Recently, the White House announced that it would begin updating government regulations around genetically modified crops. They admitted that the current 30-year-old system perhaps had not kept up with the times.
A bit of research into U.S. Food policy proved how truly behind we really are. Below are five facts that show how poorly U.S. food regulations compare to the rest of the world.
1. The U.S. uses pesticides that other parts of the world have already banned.
The most heavily used herbicide in the U.S.– Atrazine — was banned in Europe in 2003. Yet according to an analysis of U.S. Department of Agriculture data by the Pesticide Action Network, 90% of U.S. drinking contains it.
The United States also uses “neonicotinoid pesticides” on around 90% of our country’s corn, even though the European Commission has placed these pesticides under two-year moratoriums after studies found them to be toxic to bees. The EU — along with China — have also banned Paraquat, a pesticide that has been linked to Parkinson’s disease and is still also commonly used in the United States.
In 2007, the United States accounted for twenty percent of the world’s 2.4 billion kilograms of pesticides.

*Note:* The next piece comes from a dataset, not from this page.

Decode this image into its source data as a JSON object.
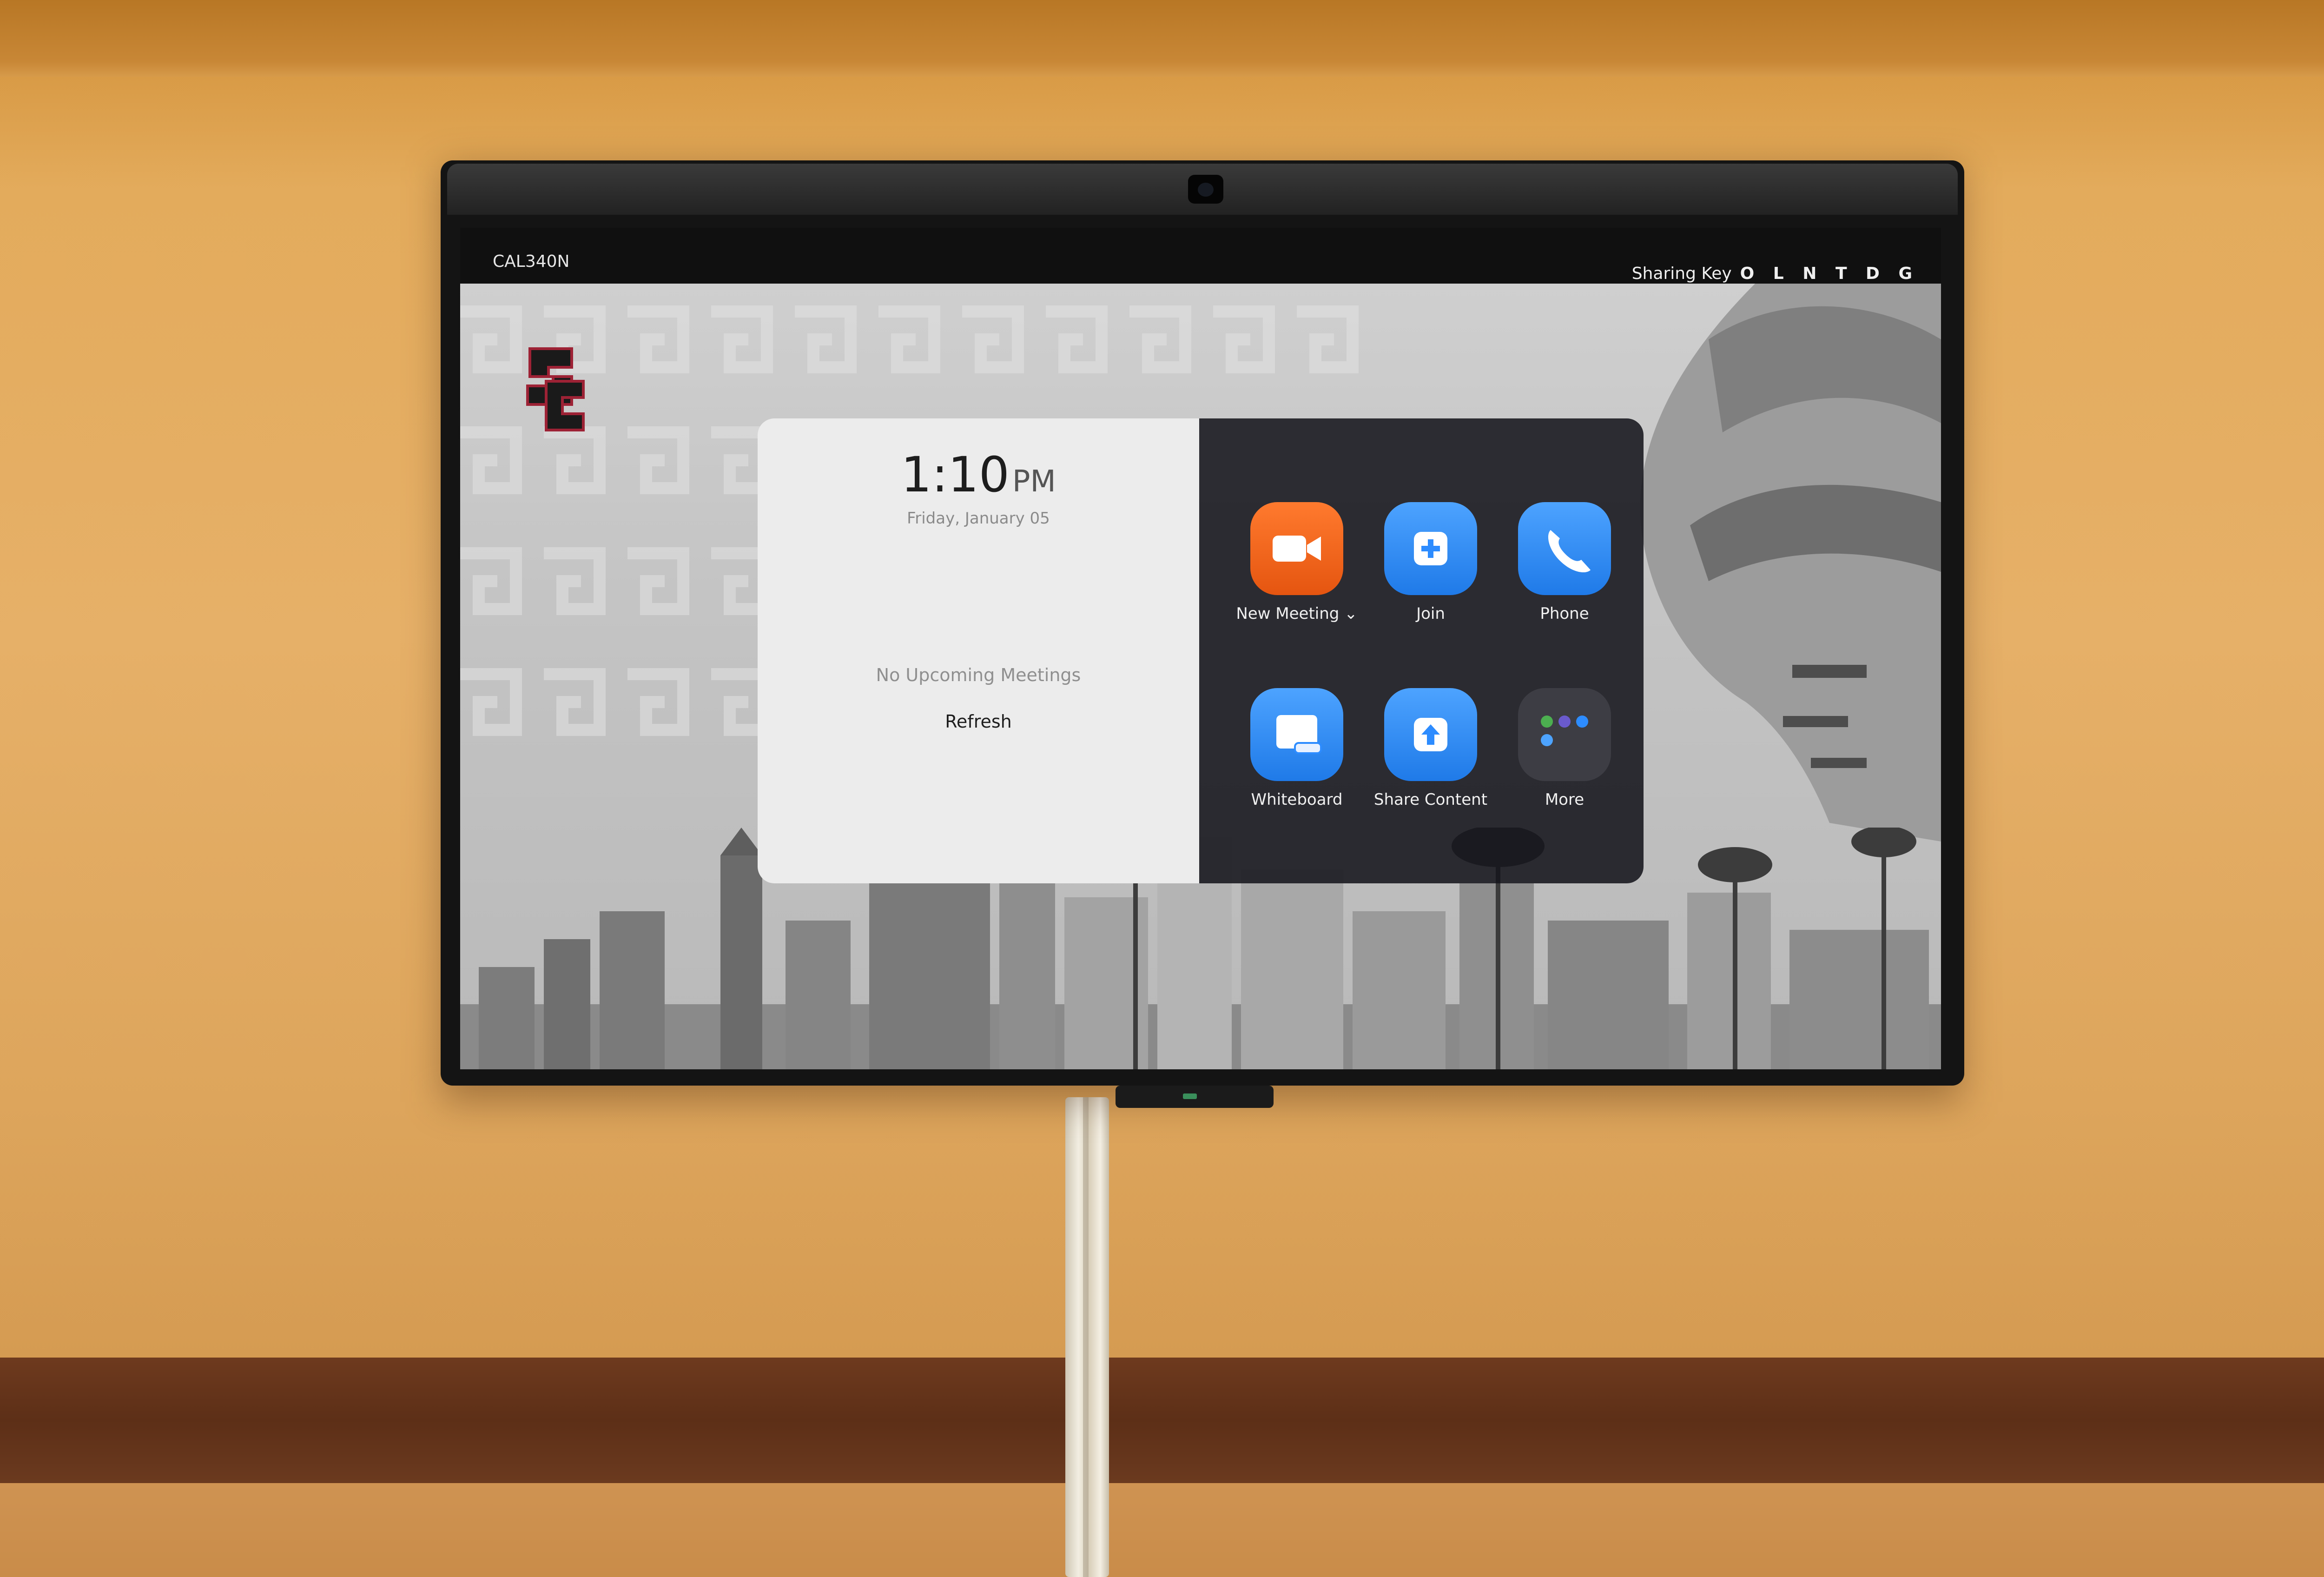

The Center for Disease Control and Prevention reports that there are traces of 29 different pesticides in the average American’s body. According to a U.S. Geological Survey report, the majority of streams in the U.S. contain pesticides or pesticide residues.
A recent Consumer Report survey of over 1,000 Americans found that 85% of them were concerned about pesticide usage. Long-term pesticide exposure has been linked in some studies to an increased risk in certain diseases like Alzheimer’s, Parkinson’s disease, and several cancers.
2. Ingredients present in our foods are also often banned in several countries around the world.
A recent Buzzfeed article featured research from the book Rich Food, Poor Food, which explains foods banned across the world that the United States still featured prominently in its processed foods. For example, Bromine — banned in over one hundred countries around the world because of its link to birth defects, growth problems, and organ damage — is found in American sports drinks and sodas. The synthetic growth hormones we often give cows in the United States have also been banned in Australia, New Zealand, Canada, Japan and the entire European Union. And artificial food dye — which has chemicals derived from petroleum and has been linked to brain cancer — was banned in Norway, Finland, Austria, France, and the United Kingdom, yet is still found in American cake mixes, sports drinks, candy and even macaroni cheese.
3. Unlike Europe and various countries in Africa and the Middle East, the U.S. still does not require labeling of genetically modified food.
In 2013, the New York Times reported that almost all of Americans supported mandatory labeling requirements for food products that contained genetically modified ingredients. Around 75% of respondents expressed general concern about the effect of genetically modified food on their health. 26% believed the ingredients in those kinds of food were not safe to eat. Three quarters said they wouldn’t eat genetically modified fish, and two-thirds said they wouldn’t eat genetically modified meat.
By that year, sixty-four countries had already enforced consumer “right to know” laws on GMO food. These included countries like China, Ethiopia, Kazakhstan, Kenya, Mali, Peru, Ecuador, Russia, Saudia Arabia, South Africa, Senegal, Thailand and Vietnam. The European Union has only approved one GMO food to be grown within its border: one strain of Monsanto corn. And yet the U.S has not followed suit.
4. Meanwhile, we are the largest commercial grower of genetically modified crops in the entire world.
The United States is also number one in the world for the number of accumulated hectarage of land devoted to genetically engineered crops from 1996-2009 with 64 million hectares.
5. In comparison to other developed nations around the world, our school lunches are astonishingly unhealthy and meager.
Last year, Michelle Obama’s campaign to change the nutritional standards of American school lunches inspired an online movement where students posted pictures of their lunch on social media. A Buzzfeed article captured the worst of the worst.
An article in the UK’s Daily Mail put the photos in even more perspective. The article showed photos of meals from countries like Ukraine, South Korea, Brazil, and Finland — all with fresh vegetables and generous portions of fish, steak and chicken, juxtaposed next to paltry American lunches of chicken fingers and fries.